During the professional life of an architect, the task of designing a residence can be a frequent occurrence. As the project develops, representing a vision in a determined space through a set of drawings is certainly one of the primary tasks of the design process. While the architect has a certain level of visual literacy, sometimes the client won't necessarily understand all the drawings. Going beyond the two-dimensionality of the plans, sections and elevations, axonometric perspectives are presented as an efficient instrument in the spatial representation of the project. When adding the notion of third dimension—and even though it’s presented by on a 2D sheet of paper—it gives a better understanding to those unfamiliar with technical drawings.
In the age-old debate of buy versus rent, one of the knock-backs on renting has always been that you can’t decorate your home and make it your own, but is it really so black and white?
While you might not exactly be able to go and knock walls through and add an extension, there are a number of decorative moves you can make to imprint your style on a rented property.
Here are some ideas that will not only get your place looking better but set you up for the future as well.
I’ll Scratch Your Back…
So, your landlord controls what goes on in the property and that means you can’t make any changes? Not exactly.
Of course, it depends on your landlord but, if you feel the place needs a bit of a spruce up (a coat of paint on the walls, for example), it’s worth asking your landlord if you can take care of it for them.
More often that not, your landlord will be open to making changes as long as they improve the property and are within reason. After all, you’re offering to both enhance their asset and do the work for them. It’s a mutually beneficial exchange.
Hear the words ‘English town house’, and what do you imagine? Is it a quirky, cosy home, by any chance? And does its image appeal to you? If the answer is yes, we don’t blame you.
Many people aspire to live in this kind of property. Not everybody owns a Victorian terraced house.
But that doesn’t mean that we can’t recreate the English town house look inside our homes.
Here, we explore how to do this.
Look for Outside Inspiration
What attracts you to town houses? Is it their layout? Or perhaps the way that they’re presented in films? Whatever the reason, consider your attachment to this property type.
That way, you can design your interior to suit your tastes. If you’re not entirely sure why you love town houses, why not explore your ideas in a creative way.
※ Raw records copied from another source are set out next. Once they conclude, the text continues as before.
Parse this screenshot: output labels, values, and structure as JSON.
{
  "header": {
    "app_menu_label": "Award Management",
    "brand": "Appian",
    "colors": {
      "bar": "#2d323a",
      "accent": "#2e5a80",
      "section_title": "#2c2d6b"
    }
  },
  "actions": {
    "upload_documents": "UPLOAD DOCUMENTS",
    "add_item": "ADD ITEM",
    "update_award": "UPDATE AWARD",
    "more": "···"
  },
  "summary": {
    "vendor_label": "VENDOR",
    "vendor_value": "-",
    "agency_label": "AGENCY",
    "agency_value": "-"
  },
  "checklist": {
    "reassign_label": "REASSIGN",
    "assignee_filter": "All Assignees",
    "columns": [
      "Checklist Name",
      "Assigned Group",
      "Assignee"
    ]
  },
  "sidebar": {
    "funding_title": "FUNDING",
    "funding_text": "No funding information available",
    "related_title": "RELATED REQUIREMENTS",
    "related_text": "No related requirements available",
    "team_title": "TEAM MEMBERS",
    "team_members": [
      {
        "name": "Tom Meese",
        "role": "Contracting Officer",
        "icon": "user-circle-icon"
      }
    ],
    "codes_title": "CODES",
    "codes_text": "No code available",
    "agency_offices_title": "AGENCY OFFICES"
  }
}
This can be through a mind map, poster, or mood board.
Once you’ve set out your plan, you may want to save this design piece. At the end of the project, you can hang it on the wall to enhance the town house appeal.
Thinking of upgrading your office flooring?
Consider installing Linton’s solid or engineered wood floors.
The Linton range features floors that are aesthetically stunning and extremely durable. When you are looking for a floor that is beautiful, durable and economical, look no more than Linton.
Linton Wood Floors Create the Right First Impression
Linton hardwood floors bring out the beauty of wood at its best. Linton engineered wood uses solid hardwood as the top layer. So, these floors are as real as solid wood floors.
Whether you like the beautiful knots and grains of wood highlighted or prefer a smoother finish, Linton has a solid and engineered wood floor that matches your aesthetic needs.
Linton floors are made from popular wood species like oak, maple, beech, ash and merbau. These are available in a range of shades from deep and dark to balanced and light hues. You are sure to find a shade the perfectly matches your decor.
In December 2018, a set of fabricated steel installations of 500 square meters were showcased at the front square of the Power Station of Art (PSA) in Shanghai. The creation was completed by GOA in collaboration with students from Tongji University, Southeast University and China Academy of Art. Divided into three parts, namely, “Theatre”, “Exhibition” and “Leisure”, the whole set of spatial structures also present community activities, artistic performances and parent-child games to attract wide participation and spice up the vim and vigor of the blocks in winter. When overlooked from far above, the fascinating Gravitational Field by the riverside looks exactly like a white and light-weight delta.
- Architects: ONG&ONG
- Location: Singapore
- Category: Renovation
- Architect : ONG&ONG Pte Ltd
- Architecture Directors: Maria Arango & Diego Molina
- Architecture Team Members: Ryan Manuel,Julius Caramat, Eleazar Manahan and Tomas Jaramillo
- Area: 223.0 m2
- Project Year: 2017
- Photographs: Derek Swalwell
From the wicker chairs of the 1920s, the evolution of airplane seats has rapidly diverged in two different directions — toward luxurious full-sized beds on first class international flights and the increasingly tiny torture devices in economy. Clearly, what’s happening in the air parallels growing class schisms on the ground, but what makes air travel unique (and often, uniquely rage-inducing) is the juxtaposition of these elements within the same confined space, all set against a backdrop of general travel stress and anxiety.
- Architects: Cubero Rubio
- Location: Julián Álvarez 1205, C1414DRY CABA, Argentina
- Category: Housing
- Lead Architects: Juan Pedro Rubio, Agustín Cubero
- Interior Design For Common Areas: Plan Arquitectura
- Interior Design For Apartments: MeMo Arquitectas
- Area: 5092.12 m2
- Project Year: 2018
- Photographs: Ramiro Sosa